But the beer was open, plus the appearance of the man in the white suit was disturbing. We sat behind the beer like millions of other unwitting victims of that beverage that evening.
“Do you know that man, Brother Mo?” Obaseki asked, in obvious reference to the man in the white suit.
I shook my head.
“He knows me,” Obaseki said. “He saw me. He was just pretending that he didn’t see me.”
“You guys seem to be….” I started.
“Yeah,” Obaseki said, “way back. He’s my half-brother. The legitimate son. I’m the illegitimate son. Turns out legitimate is just a dumb playboy who cannot add one plus one to get anything. He crashes cars and women every weekend.”
I drank some beer. Well, when one got tipsy, the screenplay must also go haywire, but the storyline was getting out of hand at this point. I drank some more beer, as if by so doing I could gain more clarity. Nothing was going to make any sense anyway. I was by now too overwhelmed to find anything shocking anymore.
“That lousy bastard, Joshua,” said Obaseki, “is the carefully hidden secret of the family.” Then he half-covered his mouth with his free hand, after gulping down a sizable level of his beer, saying, “The dog has slept with both of his own same-father-born-same-mother-born sisters. He still does. If I lie may Ogun strike me dead.” He brought out his bunch of keys and sunk his teeth into the keys viciously.

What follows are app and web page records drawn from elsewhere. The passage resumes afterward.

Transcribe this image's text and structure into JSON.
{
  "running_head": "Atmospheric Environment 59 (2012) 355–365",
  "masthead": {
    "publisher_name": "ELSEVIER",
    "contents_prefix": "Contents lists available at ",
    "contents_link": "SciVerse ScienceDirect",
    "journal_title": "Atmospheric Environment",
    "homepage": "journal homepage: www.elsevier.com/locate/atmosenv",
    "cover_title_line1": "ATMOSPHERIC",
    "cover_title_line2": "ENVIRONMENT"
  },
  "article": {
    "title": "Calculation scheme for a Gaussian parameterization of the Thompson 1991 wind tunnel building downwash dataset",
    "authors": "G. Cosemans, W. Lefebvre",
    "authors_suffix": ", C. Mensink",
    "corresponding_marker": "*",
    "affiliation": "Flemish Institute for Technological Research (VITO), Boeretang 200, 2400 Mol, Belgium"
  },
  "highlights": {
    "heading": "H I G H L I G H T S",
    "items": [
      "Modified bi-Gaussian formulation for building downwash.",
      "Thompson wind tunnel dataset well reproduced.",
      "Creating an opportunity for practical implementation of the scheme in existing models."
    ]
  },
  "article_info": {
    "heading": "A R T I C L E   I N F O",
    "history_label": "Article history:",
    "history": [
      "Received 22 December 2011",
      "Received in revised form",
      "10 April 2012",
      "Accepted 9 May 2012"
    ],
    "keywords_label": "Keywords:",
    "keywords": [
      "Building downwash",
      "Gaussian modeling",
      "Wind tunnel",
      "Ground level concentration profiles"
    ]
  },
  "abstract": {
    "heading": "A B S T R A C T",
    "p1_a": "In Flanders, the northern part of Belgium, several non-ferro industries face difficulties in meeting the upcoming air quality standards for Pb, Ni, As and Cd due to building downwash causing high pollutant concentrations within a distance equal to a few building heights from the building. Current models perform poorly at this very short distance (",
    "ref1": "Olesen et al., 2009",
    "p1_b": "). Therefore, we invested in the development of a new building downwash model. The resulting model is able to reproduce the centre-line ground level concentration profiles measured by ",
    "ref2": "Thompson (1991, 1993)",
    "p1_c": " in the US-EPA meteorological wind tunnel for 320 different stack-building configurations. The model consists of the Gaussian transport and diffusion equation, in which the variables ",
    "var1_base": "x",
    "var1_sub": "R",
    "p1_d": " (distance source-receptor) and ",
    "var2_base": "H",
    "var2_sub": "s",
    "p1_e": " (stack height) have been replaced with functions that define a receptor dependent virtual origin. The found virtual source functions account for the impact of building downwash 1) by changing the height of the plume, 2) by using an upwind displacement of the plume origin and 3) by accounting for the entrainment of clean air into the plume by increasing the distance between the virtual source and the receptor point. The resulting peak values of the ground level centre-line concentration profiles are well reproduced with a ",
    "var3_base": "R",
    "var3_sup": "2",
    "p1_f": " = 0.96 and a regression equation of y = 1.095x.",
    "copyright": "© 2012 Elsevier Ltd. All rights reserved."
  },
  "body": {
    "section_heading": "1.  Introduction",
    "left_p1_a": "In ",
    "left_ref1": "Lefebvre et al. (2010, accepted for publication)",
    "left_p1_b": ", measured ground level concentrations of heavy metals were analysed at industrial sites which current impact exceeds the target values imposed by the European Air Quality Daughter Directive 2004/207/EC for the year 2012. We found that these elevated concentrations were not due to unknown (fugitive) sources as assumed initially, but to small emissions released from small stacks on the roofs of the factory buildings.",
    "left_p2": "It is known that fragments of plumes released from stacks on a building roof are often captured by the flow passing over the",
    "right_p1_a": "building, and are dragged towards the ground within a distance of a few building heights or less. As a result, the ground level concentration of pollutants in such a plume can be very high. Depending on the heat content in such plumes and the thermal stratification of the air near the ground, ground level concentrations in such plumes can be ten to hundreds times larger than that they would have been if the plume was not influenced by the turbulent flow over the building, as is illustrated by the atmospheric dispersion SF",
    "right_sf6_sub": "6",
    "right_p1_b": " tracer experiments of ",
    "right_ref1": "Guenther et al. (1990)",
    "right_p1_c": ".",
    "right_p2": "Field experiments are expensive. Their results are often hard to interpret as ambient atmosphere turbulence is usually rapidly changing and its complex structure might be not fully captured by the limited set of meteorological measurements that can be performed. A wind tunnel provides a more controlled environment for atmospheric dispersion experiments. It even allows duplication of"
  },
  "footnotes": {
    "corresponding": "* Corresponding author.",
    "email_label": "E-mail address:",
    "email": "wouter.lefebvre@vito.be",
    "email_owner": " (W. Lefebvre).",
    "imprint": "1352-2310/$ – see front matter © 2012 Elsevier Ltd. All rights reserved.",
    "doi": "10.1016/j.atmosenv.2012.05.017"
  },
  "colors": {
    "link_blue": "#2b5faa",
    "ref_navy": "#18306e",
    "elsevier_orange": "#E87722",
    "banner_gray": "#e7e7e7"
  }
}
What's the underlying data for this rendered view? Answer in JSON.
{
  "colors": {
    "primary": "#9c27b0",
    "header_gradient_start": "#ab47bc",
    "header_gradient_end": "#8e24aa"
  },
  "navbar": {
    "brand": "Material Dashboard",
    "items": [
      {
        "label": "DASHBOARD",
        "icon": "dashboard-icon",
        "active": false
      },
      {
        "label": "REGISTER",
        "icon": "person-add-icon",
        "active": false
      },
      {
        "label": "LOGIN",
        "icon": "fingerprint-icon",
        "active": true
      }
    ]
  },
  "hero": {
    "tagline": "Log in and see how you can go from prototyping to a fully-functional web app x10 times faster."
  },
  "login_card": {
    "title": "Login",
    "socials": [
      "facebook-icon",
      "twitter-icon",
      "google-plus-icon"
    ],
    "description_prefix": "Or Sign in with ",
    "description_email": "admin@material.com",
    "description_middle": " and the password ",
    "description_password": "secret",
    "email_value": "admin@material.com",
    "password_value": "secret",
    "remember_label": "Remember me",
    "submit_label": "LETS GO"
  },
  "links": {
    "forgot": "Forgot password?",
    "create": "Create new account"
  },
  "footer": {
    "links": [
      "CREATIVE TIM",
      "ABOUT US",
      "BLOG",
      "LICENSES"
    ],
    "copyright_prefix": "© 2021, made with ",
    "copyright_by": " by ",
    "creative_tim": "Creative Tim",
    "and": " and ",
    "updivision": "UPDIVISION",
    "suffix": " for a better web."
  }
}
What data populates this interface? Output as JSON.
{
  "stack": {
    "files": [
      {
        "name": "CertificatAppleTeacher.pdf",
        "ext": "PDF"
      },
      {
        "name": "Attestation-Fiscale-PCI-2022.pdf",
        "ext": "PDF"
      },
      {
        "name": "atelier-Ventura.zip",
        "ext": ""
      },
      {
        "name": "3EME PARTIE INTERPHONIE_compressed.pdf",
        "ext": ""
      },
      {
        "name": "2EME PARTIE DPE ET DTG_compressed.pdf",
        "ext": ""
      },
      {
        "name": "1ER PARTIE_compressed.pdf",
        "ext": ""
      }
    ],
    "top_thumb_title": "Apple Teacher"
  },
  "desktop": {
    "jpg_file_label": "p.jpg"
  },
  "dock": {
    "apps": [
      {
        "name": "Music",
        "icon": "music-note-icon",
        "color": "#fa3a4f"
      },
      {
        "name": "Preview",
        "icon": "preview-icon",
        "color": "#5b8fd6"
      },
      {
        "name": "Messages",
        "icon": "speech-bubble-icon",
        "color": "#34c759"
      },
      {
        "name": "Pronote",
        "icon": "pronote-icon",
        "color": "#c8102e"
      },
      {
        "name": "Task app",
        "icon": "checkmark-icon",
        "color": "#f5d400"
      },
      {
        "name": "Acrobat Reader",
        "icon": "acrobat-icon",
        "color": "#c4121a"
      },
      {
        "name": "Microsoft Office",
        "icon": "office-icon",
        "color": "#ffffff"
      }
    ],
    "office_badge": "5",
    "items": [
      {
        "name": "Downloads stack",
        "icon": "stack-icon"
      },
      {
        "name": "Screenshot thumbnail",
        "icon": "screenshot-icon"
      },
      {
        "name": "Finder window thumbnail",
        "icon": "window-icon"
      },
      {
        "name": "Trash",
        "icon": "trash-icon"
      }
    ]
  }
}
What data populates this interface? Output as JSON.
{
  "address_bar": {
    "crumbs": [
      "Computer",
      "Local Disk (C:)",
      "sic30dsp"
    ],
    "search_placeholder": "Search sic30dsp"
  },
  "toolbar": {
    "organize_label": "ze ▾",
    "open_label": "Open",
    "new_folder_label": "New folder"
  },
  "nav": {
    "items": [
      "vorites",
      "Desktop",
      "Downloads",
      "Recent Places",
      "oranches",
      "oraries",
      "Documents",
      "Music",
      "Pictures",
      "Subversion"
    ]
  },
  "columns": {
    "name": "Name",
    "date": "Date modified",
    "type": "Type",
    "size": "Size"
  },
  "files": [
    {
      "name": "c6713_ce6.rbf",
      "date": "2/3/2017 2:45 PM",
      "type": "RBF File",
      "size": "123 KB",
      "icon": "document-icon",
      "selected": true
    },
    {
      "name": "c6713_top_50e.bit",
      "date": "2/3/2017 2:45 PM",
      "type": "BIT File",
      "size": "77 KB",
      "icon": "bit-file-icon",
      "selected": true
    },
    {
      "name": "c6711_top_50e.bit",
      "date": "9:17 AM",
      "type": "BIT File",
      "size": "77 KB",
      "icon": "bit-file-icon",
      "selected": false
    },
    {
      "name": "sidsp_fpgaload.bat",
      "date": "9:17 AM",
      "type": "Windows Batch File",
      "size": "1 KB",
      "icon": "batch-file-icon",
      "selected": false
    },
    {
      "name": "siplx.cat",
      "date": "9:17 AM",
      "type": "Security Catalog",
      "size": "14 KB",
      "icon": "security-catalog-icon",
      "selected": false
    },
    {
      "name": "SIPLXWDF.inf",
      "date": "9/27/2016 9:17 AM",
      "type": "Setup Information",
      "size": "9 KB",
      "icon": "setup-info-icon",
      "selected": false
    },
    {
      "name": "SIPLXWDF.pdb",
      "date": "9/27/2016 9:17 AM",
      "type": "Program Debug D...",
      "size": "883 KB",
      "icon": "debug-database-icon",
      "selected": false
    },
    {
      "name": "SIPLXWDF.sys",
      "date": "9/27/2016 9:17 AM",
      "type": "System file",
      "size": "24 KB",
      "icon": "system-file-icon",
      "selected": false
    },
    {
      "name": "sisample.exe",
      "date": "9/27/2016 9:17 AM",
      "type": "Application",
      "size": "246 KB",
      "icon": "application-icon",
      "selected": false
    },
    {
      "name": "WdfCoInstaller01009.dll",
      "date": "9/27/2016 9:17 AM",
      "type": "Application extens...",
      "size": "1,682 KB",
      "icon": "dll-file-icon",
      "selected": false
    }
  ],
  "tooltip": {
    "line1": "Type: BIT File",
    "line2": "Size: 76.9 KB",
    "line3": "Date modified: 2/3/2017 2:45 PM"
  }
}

My eyes returned to where the man in the white suit was seated about a moment before then. “Don’t be deceived by the way people look. He is both a church pastor and an Olokun priest,” Obaseki continued. “Come and see women at his house like a festival every day. As some come, some go.”
I continued to listen with my mouth open. “We are opposites in all ways. Both of us born of same father different mothers. We were born three days of one another, but I am still the elder. Because I was born outside of the church wedlock, my mother was not recognized by the born-again Christian family. I was raised in the shadow. But we all know the truth, right? We pretend we don’t. It’s so funny!” Obaseki chuckled.
“Joshua was born on a special Olokun day. He automatically became an Olokun priest by family tradition. He has been sworn into several Olokun oaths. His symbol is that of a kite that hunts in the neighborhood, poaching stray chicken.”
“That is what we call “Anfani Adugbo,” or Street Candy in my language,” I obliged him. “He must have contributed a good number of children to the community.”
“That, unfortunately,” Obaseki said, “is his problem.”
“What do you mean?” I asked, puzzled.
“The cat is always seen hunting,” Obaseki taunted. “But the cat has never brought home a kill.”
“What?!” I covered my beer with a cardboard lid cover.
“Not a single child. He has two women living with him at home as his wives. Nothing.”
I pushed my seat back more comfortably.
“Maybe he will be lucky with Gina,” Obaseki opined generously.
TO BE CONTINUED
Artist: Dotun Popoola
Title: Portrait of Moyo Okediji
Medium: pen and ink on paper
Interested in some of my published works?